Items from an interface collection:

● ● ● ● ●

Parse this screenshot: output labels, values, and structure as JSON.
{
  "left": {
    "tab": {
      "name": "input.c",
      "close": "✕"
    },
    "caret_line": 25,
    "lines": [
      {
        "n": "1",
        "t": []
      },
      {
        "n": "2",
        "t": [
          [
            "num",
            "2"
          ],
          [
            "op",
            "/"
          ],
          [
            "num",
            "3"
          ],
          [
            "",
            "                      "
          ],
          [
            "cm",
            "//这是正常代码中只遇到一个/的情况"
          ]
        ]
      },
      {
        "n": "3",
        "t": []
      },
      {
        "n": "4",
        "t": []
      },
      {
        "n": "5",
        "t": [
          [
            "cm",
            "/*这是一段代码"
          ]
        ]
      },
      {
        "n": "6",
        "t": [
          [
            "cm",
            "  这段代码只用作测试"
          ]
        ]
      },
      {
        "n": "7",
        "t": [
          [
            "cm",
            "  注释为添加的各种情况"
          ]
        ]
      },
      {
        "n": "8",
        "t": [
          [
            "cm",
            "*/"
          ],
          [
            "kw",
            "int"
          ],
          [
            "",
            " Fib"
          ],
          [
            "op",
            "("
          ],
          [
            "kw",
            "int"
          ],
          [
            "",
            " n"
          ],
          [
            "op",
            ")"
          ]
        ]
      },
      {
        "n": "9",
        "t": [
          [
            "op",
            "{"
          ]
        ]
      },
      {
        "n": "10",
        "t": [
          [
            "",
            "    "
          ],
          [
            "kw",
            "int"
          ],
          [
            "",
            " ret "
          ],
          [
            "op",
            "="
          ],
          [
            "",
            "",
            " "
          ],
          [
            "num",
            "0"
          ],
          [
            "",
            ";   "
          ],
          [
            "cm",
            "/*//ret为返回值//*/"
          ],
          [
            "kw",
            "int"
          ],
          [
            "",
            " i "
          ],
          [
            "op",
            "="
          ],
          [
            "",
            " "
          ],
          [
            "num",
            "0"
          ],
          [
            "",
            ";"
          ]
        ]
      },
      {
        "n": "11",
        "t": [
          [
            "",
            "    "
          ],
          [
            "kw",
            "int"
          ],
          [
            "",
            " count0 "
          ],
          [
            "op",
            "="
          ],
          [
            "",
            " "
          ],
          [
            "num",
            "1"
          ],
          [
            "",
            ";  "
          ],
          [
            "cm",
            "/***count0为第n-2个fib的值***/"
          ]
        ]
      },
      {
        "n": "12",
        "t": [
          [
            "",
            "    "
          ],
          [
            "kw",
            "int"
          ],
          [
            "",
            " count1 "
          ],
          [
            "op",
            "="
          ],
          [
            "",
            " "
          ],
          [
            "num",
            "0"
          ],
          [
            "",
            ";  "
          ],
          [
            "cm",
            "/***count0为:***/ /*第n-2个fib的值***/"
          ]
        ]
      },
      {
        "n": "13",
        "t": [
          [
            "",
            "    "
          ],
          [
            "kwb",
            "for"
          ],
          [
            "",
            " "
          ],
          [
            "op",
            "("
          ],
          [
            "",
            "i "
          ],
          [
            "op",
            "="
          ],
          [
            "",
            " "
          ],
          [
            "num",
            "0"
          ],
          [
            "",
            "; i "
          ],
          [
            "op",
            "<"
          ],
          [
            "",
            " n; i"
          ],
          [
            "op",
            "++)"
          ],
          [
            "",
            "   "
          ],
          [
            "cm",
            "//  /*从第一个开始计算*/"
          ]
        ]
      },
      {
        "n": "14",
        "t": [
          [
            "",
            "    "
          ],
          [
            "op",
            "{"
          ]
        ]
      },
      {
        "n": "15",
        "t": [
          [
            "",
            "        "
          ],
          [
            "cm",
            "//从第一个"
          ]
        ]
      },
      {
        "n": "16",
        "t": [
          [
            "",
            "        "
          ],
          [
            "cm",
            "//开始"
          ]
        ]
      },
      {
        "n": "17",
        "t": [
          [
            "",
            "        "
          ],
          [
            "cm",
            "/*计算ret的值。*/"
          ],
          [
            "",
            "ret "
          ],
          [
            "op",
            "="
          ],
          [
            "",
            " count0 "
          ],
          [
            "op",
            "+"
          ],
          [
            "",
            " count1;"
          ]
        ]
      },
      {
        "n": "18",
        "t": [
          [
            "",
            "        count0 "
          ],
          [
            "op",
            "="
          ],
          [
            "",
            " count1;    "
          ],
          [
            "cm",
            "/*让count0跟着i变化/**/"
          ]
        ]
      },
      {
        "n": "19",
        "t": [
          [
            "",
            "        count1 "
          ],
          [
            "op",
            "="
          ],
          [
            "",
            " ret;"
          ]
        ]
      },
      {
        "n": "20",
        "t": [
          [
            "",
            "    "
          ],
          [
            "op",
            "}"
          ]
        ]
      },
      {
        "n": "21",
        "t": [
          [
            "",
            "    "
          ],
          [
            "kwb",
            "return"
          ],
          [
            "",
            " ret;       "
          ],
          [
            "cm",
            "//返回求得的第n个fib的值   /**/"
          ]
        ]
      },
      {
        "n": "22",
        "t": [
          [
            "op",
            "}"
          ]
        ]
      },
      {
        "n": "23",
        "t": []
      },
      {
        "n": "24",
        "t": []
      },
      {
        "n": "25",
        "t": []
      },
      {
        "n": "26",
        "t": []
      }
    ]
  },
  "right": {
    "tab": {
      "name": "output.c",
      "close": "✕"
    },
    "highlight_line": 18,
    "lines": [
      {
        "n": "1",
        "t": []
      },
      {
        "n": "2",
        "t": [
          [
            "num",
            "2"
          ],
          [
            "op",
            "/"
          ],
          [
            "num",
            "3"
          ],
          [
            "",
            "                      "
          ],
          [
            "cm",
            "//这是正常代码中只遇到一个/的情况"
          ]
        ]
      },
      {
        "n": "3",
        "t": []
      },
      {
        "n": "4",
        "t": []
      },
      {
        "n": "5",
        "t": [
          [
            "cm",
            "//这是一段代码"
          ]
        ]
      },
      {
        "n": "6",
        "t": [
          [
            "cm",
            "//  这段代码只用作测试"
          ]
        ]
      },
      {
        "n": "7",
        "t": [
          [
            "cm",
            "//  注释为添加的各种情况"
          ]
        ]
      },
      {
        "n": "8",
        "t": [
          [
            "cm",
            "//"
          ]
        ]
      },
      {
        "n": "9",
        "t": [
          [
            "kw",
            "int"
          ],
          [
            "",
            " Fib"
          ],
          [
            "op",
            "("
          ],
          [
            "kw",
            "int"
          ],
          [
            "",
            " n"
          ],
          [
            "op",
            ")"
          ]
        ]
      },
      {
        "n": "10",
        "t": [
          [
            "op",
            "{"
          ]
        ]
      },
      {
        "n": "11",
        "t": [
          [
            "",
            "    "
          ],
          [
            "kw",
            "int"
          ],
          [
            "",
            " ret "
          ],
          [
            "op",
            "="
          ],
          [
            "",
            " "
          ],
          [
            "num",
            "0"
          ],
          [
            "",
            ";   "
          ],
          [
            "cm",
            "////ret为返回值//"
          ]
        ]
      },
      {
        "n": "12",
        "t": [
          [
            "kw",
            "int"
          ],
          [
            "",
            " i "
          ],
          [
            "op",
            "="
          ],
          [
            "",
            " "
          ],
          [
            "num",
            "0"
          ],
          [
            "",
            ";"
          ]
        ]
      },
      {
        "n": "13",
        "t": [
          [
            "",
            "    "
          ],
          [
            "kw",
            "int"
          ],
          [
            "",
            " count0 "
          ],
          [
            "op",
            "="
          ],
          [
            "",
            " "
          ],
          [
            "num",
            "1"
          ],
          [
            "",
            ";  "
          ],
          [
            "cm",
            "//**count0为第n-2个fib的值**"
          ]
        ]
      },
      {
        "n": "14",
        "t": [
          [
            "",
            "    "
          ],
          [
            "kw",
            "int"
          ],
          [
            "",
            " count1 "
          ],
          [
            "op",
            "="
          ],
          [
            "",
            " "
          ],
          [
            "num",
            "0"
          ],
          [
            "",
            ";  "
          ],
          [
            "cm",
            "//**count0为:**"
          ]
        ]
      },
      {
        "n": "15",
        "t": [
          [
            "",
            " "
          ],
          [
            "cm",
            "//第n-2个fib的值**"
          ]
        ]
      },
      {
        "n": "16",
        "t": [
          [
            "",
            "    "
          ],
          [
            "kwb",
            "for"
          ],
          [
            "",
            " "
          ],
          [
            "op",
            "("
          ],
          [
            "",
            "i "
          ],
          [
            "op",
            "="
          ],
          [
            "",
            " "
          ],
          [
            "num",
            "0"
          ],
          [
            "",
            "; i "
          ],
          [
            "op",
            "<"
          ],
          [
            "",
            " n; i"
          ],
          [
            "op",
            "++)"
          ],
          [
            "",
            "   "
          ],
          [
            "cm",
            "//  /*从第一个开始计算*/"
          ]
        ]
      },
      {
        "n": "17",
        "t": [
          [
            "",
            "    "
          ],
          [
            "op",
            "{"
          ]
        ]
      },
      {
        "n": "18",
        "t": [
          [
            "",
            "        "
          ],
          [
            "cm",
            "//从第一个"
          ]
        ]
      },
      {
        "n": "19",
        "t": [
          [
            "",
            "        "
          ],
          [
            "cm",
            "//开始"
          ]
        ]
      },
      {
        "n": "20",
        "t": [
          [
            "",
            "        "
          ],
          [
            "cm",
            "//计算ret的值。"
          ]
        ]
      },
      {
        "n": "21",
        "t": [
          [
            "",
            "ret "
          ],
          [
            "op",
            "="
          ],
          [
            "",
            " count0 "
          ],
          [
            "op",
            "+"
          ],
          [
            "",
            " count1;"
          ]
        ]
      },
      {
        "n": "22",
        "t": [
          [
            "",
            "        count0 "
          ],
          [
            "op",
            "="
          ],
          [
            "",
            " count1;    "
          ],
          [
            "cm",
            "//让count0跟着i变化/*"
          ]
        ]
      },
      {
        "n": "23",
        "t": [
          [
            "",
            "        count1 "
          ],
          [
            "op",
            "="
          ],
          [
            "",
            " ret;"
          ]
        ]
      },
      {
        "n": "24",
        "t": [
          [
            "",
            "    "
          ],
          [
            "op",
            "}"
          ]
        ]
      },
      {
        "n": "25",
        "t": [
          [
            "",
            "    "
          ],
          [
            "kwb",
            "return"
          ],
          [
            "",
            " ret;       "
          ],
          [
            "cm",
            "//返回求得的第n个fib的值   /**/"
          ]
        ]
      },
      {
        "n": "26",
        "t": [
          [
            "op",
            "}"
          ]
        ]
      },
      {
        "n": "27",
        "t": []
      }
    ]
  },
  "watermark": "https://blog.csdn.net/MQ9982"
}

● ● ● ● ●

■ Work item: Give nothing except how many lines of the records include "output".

■ Response for this exercise: 2